Justice, he continued, must be “corrected” by love, a love which inspires justice and purifies our efforts to build a better society. “Only charity can encourage us to place the human person once more at the center of life in society and at the center of a globalized world governed by justice,” the Pope stated.
The Pope took a closer look at some of the problems facing workers in a couple of speeches earlier this year. In a message dated March 28, sent to participants in the 9th International Youth Forum organized by the Pontifical Council for the Laity, Benedict XVI commented that in recent years economic and technological changes have radically changed the labor market.
This has given hope to young people, the Pontiff conceded, but it also brings with it the need for greater skills and education, and the demand that workers be prepared to travel, even to other countries, in searching for jobs.
Work, he explained, is part of God’s plan for humanity and through it we participate in the work of creation and redemption. We will live this better, the Pope urged, if we remain united to Christ through prayer and sacramental life.
Then, on March 31, Benedict XVI spoke to a gathering of Confartigianato, an association of Italian artisans. Work is part of God’s plan for man, even if because of original sin it has become more of a burden, the Pope explained.
It is important, he exhorted, to proclaim the primacy of the human person and the common good over capital, science, technology and even private ownership. As Christians, we can testify to the “Gospel of work,” in our daily lives, the Pope reminded them.
The Pontiff also had words for those directing workers, in an address to a group from the Italian group, the Christian Union of Business Executives on March 4. Justice and charity, the Pope said, are inseparable elements in the social commitment of Christians.
“It is incumbent on lay faithful in particular to work for a just order in society, taking part in public life in the first person, cooperating with other citizens and fulfilling their own responsibility,” said the Pope.

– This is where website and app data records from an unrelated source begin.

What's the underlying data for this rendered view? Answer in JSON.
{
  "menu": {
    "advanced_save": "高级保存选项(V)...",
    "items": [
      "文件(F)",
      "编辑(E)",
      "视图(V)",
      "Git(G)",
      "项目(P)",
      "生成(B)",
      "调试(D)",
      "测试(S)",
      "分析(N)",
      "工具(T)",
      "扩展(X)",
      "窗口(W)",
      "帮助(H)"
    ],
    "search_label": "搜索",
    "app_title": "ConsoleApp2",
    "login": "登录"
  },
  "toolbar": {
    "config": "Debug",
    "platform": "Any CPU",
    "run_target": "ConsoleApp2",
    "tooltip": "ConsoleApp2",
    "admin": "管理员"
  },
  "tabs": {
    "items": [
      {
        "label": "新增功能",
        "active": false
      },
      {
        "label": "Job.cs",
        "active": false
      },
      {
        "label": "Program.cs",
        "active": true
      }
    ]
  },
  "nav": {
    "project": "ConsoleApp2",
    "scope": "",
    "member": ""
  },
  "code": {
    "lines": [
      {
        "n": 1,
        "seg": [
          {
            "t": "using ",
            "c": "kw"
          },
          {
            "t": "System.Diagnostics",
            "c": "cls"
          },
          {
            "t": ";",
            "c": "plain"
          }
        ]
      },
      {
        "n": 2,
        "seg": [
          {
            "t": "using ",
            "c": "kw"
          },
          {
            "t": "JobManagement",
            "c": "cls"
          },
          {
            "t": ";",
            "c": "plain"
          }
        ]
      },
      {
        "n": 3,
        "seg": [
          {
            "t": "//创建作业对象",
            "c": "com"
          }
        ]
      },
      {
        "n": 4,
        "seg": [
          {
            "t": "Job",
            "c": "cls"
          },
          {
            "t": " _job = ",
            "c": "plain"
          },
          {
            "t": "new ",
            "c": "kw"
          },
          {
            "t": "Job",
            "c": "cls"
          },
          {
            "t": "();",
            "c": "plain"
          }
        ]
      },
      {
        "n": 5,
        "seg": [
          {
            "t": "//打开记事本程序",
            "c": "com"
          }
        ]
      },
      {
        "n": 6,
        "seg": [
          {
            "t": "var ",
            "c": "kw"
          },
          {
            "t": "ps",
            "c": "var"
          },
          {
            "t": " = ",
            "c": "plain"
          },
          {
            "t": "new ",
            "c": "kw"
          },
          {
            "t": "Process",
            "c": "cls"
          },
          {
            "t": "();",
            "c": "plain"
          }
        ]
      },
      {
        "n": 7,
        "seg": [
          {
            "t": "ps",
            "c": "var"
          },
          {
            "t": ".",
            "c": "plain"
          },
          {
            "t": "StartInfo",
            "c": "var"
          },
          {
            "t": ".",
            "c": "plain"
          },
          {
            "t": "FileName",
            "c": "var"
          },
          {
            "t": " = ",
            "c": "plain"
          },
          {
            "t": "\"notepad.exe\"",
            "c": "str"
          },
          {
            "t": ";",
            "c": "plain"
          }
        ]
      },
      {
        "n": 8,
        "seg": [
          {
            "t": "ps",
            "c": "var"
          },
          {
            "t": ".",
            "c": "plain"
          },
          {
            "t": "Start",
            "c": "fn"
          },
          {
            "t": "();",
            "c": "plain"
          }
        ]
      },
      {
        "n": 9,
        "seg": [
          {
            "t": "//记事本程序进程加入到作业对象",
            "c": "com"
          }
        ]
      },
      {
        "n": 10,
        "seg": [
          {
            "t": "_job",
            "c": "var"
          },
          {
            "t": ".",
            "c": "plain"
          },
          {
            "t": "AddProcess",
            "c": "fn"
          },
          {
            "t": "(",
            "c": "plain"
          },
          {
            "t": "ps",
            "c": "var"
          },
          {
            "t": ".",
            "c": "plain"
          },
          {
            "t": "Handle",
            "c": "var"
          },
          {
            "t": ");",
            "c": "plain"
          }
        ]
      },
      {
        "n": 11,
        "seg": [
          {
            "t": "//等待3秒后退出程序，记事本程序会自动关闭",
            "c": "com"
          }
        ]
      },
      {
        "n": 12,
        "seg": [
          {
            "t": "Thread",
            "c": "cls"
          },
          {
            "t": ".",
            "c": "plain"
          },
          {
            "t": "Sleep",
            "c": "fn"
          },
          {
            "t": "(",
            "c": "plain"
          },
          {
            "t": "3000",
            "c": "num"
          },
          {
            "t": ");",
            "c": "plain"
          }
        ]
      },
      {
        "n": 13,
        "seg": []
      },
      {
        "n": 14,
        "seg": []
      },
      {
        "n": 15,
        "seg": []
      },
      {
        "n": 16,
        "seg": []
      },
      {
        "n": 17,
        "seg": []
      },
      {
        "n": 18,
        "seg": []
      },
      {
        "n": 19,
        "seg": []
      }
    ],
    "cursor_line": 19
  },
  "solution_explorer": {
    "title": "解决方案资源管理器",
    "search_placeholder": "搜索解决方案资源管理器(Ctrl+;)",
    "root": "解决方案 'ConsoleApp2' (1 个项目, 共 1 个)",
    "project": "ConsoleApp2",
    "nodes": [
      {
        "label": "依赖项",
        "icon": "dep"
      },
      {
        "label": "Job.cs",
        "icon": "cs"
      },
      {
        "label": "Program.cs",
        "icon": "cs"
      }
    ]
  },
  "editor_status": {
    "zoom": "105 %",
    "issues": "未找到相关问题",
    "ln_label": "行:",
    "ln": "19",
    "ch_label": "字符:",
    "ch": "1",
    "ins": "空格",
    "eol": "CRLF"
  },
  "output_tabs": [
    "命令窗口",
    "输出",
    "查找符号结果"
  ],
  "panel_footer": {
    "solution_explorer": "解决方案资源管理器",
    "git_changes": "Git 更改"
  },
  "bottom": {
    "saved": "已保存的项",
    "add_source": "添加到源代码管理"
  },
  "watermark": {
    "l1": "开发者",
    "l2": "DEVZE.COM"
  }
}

“Unfortunately, partly because of current economic difficulties, these values often run the risk of not being followed by those business persons who lack a sound moral inspiration,” he also noted. Values which, together with sound economic policies, could go a long way in finding solutions to the ethical challenges in a globalized world.